HOUSE II carries over the commentary with Cunningham and Wiley who, upon finding out that none of the original actors would be carried over, conceived the sequel (which had to be written quickly) as part of an ongoing anthology. They marvel over their discover of the Stimson House location (later seen in the series PUSHING DAISIES) which was in a rough area of town but served as student housing for Mount St. Mary's College at the time, Fonseca's impressive interior set, the work of Ahlberg (whose broader experience as a filmmaker left Wiley free to focus on the actors), the careful parceling out of the effects budget, and shooting exteriors in Griffith Park rather than creating more jungles in the studio. The best parts of the commentary are their warm recollections of Dano who was uninsurable after a bypass but was professional and charming, and maintaining a friendship with both of them after the film.

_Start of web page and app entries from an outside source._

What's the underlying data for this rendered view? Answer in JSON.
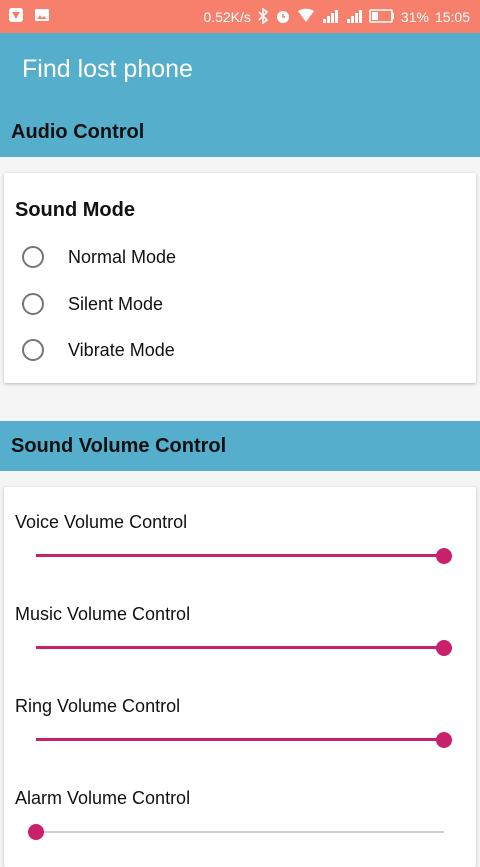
{
  "status_bar": {
    "net_speed": "0.52K/s",
    "battery": "31%",
    "time": "15:05"
  },
  "app_bar": {
    "title": "Find lost phone"
  },
  "audio_section": {
    "header": "Audio Control",
    "card_title": "Sound Mode",
    "options": [
      {
        "label": "Normal Mode",
        "selected": false
      },
      {
        "label": "Silent Mode",
        "selected": false
      },
      {
        "label": "Vibrate Mode",
        "selected": false
      }
    ]
  },
  "volume_section": {
    "header": "Sound Volume Control",
    "controls": [
      {
        "label": "Voice Volume Control",
        "level": 1.0
      },
      {
        "label": "Music Volume Control",
        "level": 1.0
      },
      {
        "label": "Ring Volume Control",
        "level": 1.0
      },
      {
        "label": "Alarm Volume Control",
        "level": 0.0
      }
    ]
  },
  "colors": {
    "status_bar": "#f6806b",
    "primary": "#56aecd",
    "accent": "#c9206b"
  }
}
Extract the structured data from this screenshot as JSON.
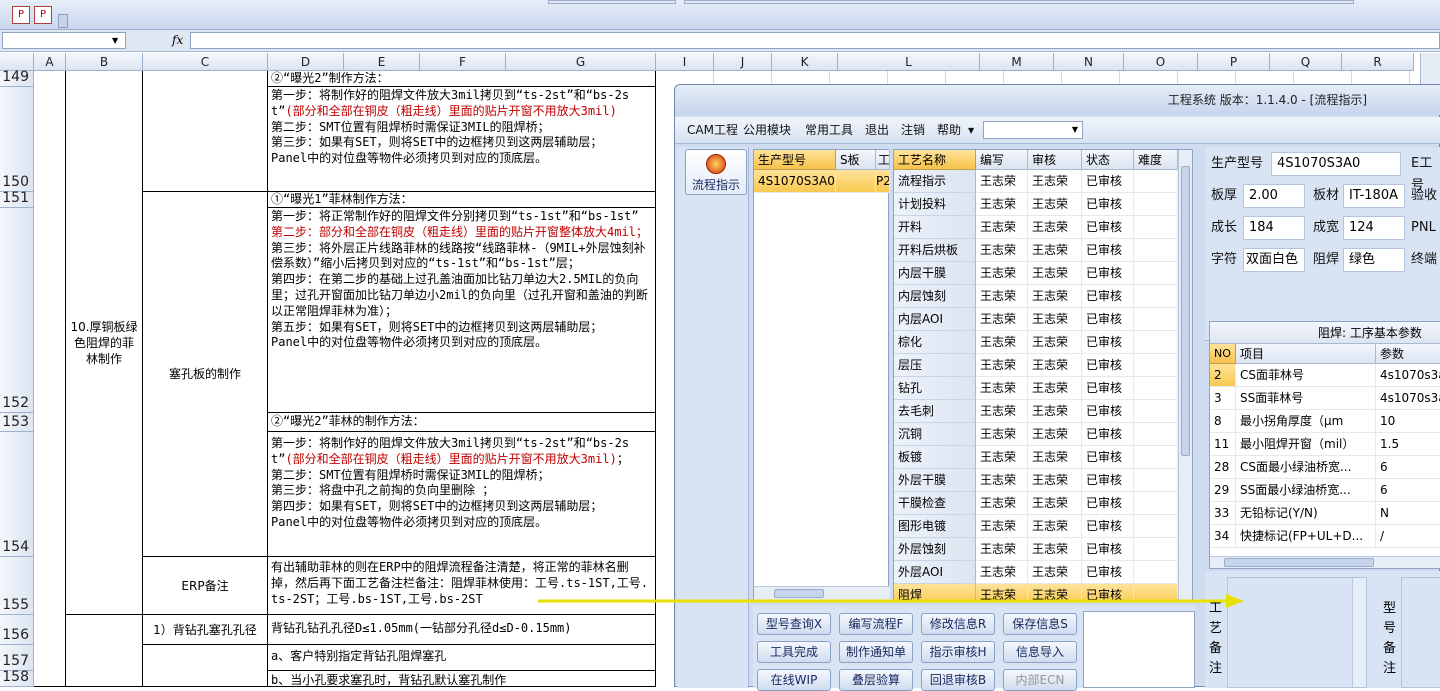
{
  "toolbar": {
    "pdf_icon": "pdf-icon",
    "pdf2_icon": "pdf-settings-icon"
  },
  "formula_bar": {
    "name_box": "",
    "fx_label": "fx",
    "formula": ""
  },
  "columns": [
    "A",
    "B",
    "C",
    "D",
    "E",
    "F",
    "G",
    "I",
    "J",
    "K",
    "L",
    "M",
    "N",
    "O",
    "P",
    "Q",
    "R"
  ],
  "rows": {
    "r149": "149",
    "r150": "150",
    "r151": "151",
    "r152": "152",
    "r153": "153",
    "r154": "154",
    "r155": "155",
    "r156": "156",
    "r157": "157",
    "r158": "158"
  },
  "sheet": {
    "b_section": "10.厚铜板绿色阻焊的菲林制作",
    "c_plug": "塞孔板的制作",
    "c_erp": "ERP备注",
    "c_back": "1）背钻孔塞孔孔径",
    "d149": "②“曝光2”制作方法：",
    "d150_a": "第一步：将制作好的阻焊文件放大3mil拷贝到“ts-2st”和“bs-2st”",
    "d150_red": "(部分和全部在铜皮（粗走线）里面的贴片开窗不用放大3mil)",
    "d150_b": "第二步：SMT位置有阻焊桥时需保证3MIL的阻焊桥；",
    "d150_c": "第三步：如果有SET，则将SET中的边框拷贝到这两层辅助层；",
    "d150_d": "Panel中的对位盘等物件必须拷贝到对应的顶底层。",
    "d151": "①“曝光1”菲林制作方法：",
    "d152_a": "第一步：将正常制作好的阻焊文件分别拷贝到“ts-1st”和“bs-1st”",
    "d152_red": "第二步：部分和全部在铜皮（粗走线）里面的贴片开窗整体放大4mil；",
    "d152_b": "第三步：将外层正片线路菲林的线路按“线路菲林-（9MIL+外层蚀刻补偿系数）”缩小后拷贝到对应的“ts-1st”和“bs-1st”层；",
    "d152_c": "第四步：在第二步的基础上过孔盖油面加比钻刀单边大2.5MIL的负向里；过孔开窗面加比钻刀单边小2mil的负向里（过孔开窗和盖油的判断以正常阻焊菲林为准）；",
    "d152_d": "第五步：如果有SET，则将SET中的边框拷贝到这两层辅助层；",
    "d152_e": "Panel中的对位盘等物件必须拷贝到对应的顶底层。",
    "d153": "②“曝光2”菲林的制作方法：",
    "d154_a": "第一步：将制作好的阻焊文件放大3mil拷贝到“ts-2st”和“bs-2st”",
    "d154_red": "(部分和全部在铜皮（粗走线）里面的贴片开窗不用放大3mil)",
    "d154_b": "；",
    "d154_c": "第二步：SMT位置有阻焊桥时需保证3MIL的阻焊桥；",
    "d154_d": "第三步：将盘中孔之前掏的负向里删除 ；",
    "d154_e": "第四步：如果有SET，则将SET中的边框拷贝到这两层辅助层；",
    "d154_f": "Panel中的对位盘等物件必须拷贝到对应的顶底层。",
    "d155": "有出辅助菲林的则在ERP中的阻焊流程备注清楚，将正常的菲林名删掉，然后再下面工艺备注栏备注：阻焊菲林使用：工号.ts-1ST,工号.ts-2ST；工号.bs-1ST,工号.bs-2ST",
    "d156": "背钻孔钻孔孔径D≤1.05mm(一钻部分孔径d≤D-0.15mm)",
    "d157": "a、客户特别指定背钻孔阻焊塞孔",
    "d158": "b、当小孔要求塞孔时，背钻孔默认塞孔制作"
  },
  "app": {
    "title": "工程系统  版本：1.1.4.0 - [流程指示]",
    "menu": [
      "CAM工程",
      "公用模块",
      "常用工具",
      "退出",
      "注销",
      "帮助"
    ],
    "left_nav": "流程指示",
    "model_grid": {
      "headers": [
        "生产型号",
        "S板",
        "工"
      ],
      "row": [
        "4S1070S3A0",
        "",
        "P2"
      ]
    },
    "process_grid": {
      "headers": [
        "工艺名称",
        "编写",
        "审核",
        "状态",
        "难度"
      ],
      "rows": [
        [
          "流程指示",
          "王志荣",
          "王志荣",
          "已审核"
        ],
        [
          "计划投料",
          "王志荣",
          "王志荣",
          "已审核"
        ],
        [
          "开料",
          "王志荣",
          "王志荣",
          "已审核"
        ],
        [
          "开料后烘板",
          "王志荣",
          "王志荣",
          "已审核"
        ],
        [
          "内层干膜",
          "王志荣",
          "王志荣",
          "已审核"
        ],
        [
          "内层蚀刻",
          "王志荣",
          "王志荣",
          "已审核"
        ],
        [
          "内层AOI",
          "王志荣",
          "王志荣",
          "已审核"
        ],
        [
          "棕化",
          "王志荣",
          "王志荣",
          "已审核"
        ],
        [
          "层压",
          "王志荣",
          "王志荣",
          "已审核"
        ],
        [
          "钻孔",
          "王志荣",
          "王志荣",
          "已审核"
        ],
        [
          "去毛刺",
          "王志荣",
          "王志荣",
          "已审核"
        ],
        [
          "沉铜",
          "王志荣",
          "王志荣",
          "已审核"
        ],
        [
          "板镀",
          "王志荣",
          "王志荣",
          "已审核"
        ],
        [
          "外层干膜",
          "王志荣",
          "王志荣",
          "已审核"
        ],
        [
          "干膜检查",
          "王志荣",
          "王志荣",
          "已审核"
        ],
        [
          "图形电镀",
          "王志荣",
          "王志荣",
          "已审核"
        ],
        [
          "外层蚀刻",
          "王志荣",
          "王志荣",
          "已审核"
        ],
        [
          "外层AOI",
          "王志荣",
          "王志荣",
          "已审核"
        ],
        [
          "阻焊",
          "王志荣",
          "王志荣",
          "已审核"
        ]
      ]
    },
    "info": {
      "prod_label": "生产型号",
      "prod_value": "4S1070S3A0",
      "e_label": "E工号",
      "thick_label": "板厚",
      "thick_value": "2.00",
      "mat_label": "板材",
      "mat_value": "IT-180A",
      "check_label": "验收",
      "len_label": "成长",
      "len_value": "184",
      "wid_label": "成宽",
      "wid_value": "124",
      "pnl_label": "PNL",
      "char_label": "字符",
      "char_value": "双面白色",
      "mask_label": "阻焊",
      "mask_value": "绿色",
      "final_label": "终端"
    },
    "params": {
      "title": "阻焊: 工序基本参数",
      "headers": [
        "NO",
        "项目",
        "参数"
      ],
      "rows": [
        [
          "2",
          "CS面菲林号",
          "4s1070s3a"
        ],
        [
          "3",
          "SS面菲林号",
          "4s1070s3a"
        ],
        [
          "8",
          "最小拐角厚度（μm",
          "10"
        ],
        [
          "11",
          "最小阻焊开窗（mil）",
          "1.5"
        ],
        [
          "28",
          "CS面最小绿油桥宽...",
          "6"
        ],
        [
          "29",
          "SS面最小绿油桥宽...",
          "6"
        ],
        [
          "33",
          "无铅标记(Y/N)",
          "N"
        ],
        [
          "34",
          "快捷标记(FP+UL+D...",
          "/"
        ]
      ]
    },
    "buttons": {
      "b1": "型号查询X",
      "b2": "编写流程F",
      "b3": "修改信息R",
      "b4": "保存信息S",
      "b5": "工具完成",
      "b6": "制作通知单",
      "b7": "指示审核H",
      "b8": "信息导入",
      "b9": "在线WIP",
      "b10": "叠层验算",
      "b11": "回退审核B",
      "b12": "内部ECN"
    },
    "side_labels": {
      "craft": "工艺备注",
      "model": "型号备注"
    }
  }
}
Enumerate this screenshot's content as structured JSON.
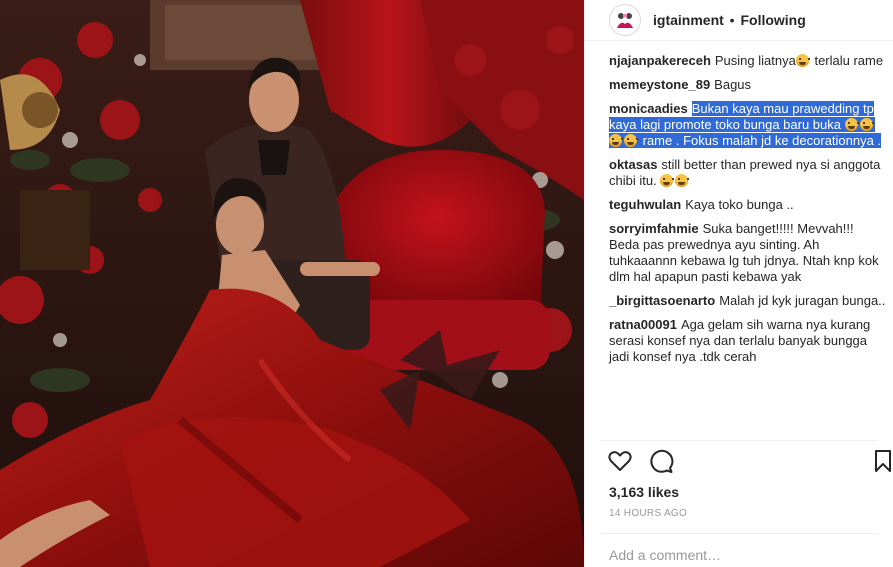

"It's Getting Weirder!: The Making of HOUSE II" (57:38) brings Cunningham and Wiley back to rehash their stories about the challenges of mounting the second film (with Dekker popping up briefly to comment on its standalone status). Gross recalls that the film allowed him to learn to act with puppets and things that were not on the set, Stark crushes over onscreen girlfriend Yasbeck and provides some commentary on the film's characters, and Lincoln acknowledges that her character is not the most sympathetic. Hodder discusses his stunt work on the film, how Gross rethought his desire to do his own stunts after seeing Hodder cut up from diving through a glass window as his double, and reuniting with Lincoln on the seventh FRIDAY THE 13TH film. Walas, make-up effects artist Mike Smithson (THE EXORCIST III), and stop motion animator Randy Dutra (JURASSIC PARK) recall putting a lot of "sweat equity" into the under-budgeted production while Manfredini recalls how the film's more adventurous scenario provided more scoring opportunities. Also included is the vintage EPK (14:38) with more talking heads and clips, stills gallery (6:14), the film's theatrical trailer (1:24), and a TV Spot (0:33). Not provided for review were the reversible covers and the aforementioned sixty-page book. The extras packages for both are impressive but the necessary absence of half of what this might have been should convince the fans to go for the UK set (the third and fourth films are presumably Region B coded only while the first two are A/B-coded) while those of us who did not really care for part three (and especially part four) will be satisfied with the two-disc although it would have been nice if Arrow had kept the book coverage of the other two films in this edition. (Eric Cotenas)